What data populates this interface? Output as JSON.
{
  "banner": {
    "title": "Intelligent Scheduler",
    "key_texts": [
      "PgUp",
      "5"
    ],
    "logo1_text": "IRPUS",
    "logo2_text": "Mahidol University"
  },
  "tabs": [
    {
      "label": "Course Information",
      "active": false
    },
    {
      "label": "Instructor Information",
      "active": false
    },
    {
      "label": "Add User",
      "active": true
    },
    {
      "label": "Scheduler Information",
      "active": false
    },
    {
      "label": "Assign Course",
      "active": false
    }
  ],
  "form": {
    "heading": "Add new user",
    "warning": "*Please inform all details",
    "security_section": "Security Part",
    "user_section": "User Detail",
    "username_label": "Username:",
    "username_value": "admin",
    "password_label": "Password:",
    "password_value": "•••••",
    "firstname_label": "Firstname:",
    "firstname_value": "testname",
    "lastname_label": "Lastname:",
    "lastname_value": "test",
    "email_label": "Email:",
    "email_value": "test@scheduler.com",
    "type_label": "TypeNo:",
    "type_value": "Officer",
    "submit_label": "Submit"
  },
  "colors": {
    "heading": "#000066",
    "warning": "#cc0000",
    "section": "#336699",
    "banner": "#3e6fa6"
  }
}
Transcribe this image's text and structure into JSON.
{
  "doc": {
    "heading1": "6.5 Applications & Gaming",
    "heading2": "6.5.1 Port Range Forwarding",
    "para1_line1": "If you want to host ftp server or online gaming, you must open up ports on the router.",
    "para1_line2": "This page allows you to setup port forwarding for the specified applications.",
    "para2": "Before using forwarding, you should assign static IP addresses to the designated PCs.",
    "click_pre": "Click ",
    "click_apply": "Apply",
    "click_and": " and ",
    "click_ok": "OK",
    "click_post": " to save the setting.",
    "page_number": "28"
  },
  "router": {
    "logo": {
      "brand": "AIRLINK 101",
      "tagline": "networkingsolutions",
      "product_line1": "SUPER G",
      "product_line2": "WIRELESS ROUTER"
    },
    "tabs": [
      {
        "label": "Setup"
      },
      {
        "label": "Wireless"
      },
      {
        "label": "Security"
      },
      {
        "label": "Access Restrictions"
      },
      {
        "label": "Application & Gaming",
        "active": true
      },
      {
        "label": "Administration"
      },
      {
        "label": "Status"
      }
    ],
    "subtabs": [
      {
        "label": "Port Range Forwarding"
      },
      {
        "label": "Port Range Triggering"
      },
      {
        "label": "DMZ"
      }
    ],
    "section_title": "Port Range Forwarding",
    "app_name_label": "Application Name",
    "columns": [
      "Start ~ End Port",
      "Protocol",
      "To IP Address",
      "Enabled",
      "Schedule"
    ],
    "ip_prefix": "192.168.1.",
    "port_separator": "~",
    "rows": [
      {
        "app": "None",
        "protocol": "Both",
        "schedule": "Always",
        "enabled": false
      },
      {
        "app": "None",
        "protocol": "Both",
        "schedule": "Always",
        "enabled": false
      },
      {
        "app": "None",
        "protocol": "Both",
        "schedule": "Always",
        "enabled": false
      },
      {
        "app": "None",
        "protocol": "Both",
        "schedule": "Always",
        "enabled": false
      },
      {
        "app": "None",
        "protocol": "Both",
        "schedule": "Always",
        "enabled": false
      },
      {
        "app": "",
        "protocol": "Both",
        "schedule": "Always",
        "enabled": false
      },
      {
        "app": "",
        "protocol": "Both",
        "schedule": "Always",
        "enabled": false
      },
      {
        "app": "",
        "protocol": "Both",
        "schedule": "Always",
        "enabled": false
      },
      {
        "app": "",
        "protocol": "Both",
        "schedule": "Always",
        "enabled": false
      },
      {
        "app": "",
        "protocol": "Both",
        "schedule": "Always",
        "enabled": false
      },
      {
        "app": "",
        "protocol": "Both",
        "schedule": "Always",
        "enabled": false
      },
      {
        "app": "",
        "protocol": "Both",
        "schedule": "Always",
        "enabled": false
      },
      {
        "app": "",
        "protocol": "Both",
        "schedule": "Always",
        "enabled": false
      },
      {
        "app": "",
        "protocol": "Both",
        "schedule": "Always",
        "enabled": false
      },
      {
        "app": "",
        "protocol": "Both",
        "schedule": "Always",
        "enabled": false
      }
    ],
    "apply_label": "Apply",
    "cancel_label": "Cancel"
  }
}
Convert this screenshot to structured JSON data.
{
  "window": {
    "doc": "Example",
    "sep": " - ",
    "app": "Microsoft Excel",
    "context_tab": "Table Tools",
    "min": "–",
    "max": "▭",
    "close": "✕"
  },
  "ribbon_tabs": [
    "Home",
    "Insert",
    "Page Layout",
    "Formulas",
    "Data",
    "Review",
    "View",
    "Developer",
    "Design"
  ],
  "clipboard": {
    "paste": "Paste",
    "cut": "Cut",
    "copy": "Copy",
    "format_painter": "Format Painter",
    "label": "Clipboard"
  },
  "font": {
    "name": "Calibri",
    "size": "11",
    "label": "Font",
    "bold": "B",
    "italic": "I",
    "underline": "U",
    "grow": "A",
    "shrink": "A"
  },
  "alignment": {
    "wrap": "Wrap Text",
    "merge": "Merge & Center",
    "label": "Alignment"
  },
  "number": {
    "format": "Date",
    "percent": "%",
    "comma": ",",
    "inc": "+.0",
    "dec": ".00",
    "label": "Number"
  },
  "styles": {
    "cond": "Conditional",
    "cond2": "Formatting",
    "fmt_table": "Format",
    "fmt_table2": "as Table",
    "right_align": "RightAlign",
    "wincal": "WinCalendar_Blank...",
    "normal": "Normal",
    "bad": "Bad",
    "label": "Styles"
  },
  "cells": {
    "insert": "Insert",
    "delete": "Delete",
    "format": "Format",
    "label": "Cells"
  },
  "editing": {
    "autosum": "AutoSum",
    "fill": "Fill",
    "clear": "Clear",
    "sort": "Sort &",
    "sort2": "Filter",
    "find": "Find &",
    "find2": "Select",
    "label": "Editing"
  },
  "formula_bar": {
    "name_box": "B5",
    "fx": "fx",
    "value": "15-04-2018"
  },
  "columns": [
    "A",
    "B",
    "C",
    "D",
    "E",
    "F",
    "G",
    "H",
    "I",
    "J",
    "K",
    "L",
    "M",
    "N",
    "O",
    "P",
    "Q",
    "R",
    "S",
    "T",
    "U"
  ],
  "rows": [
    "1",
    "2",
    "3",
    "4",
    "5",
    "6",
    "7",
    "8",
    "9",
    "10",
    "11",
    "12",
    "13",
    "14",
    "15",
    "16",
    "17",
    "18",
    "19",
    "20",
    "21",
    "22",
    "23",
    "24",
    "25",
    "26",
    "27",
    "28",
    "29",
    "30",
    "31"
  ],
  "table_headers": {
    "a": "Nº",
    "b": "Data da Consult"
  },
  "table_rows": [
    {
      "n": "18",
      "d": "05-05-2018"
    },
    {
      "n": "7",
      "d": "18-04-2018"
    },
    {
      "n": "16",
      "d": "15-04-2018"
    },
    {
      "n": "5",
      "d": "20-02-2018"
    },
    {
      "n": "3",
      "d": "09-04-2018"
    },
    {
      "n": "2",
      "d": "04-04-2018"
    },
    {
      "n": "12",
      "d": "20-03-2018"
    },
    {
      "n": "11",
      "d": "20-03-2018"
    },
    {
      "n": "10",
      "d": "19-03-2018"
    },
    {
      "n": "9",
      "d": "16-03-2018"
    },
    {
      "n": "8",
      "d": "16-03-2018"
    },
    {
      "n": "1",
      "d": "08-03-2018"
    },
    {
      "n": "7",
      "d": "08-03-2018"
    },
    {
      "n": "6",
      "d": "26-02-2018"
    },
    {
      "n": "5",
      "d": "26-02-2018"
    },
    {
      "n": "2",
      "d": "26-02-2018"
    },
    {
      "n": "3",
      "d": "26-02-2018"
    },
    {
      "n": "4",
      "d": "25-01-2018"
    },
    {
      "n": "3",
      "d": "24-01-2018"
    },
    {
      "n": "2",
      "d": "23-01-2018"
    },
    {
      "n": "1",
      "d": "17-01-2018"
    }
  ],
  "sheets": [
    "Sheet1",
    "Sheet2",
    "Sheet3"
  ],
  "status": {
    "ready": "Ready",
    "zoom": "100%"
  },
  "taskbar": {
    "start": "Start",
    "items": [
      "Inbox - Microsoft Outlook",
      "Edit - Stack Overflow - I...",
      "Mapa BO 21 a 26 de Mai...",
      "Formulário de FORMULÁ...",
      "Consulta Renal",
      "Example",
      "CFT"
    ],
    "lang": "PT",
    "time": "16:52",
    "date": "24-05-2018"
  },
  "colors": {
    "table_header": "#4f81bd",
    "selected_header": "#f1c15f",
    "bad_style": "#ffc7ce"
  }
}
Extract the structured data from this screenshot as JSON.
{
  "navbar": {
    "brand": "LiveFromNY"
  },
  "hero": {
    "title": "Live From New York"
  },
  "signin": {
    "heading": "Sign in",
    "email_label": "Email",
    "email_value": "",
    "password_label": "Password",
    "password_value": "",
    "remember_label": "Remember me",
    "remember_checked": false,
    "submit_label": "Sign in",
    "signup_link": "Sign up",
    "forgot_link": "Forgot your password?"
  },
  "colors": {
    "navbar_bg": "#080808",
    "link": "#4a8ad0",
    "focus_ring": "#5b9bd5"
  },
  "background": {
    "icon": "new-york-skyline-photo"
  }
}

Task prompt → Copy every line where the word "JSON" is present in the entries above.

Result of this task →
What data populates this interface? Output as JSON.
Transcribe this image's text and structure into JSON.
Convert this screenshot to structured JSON data.
Extract the structured data from this screenshot as JSON.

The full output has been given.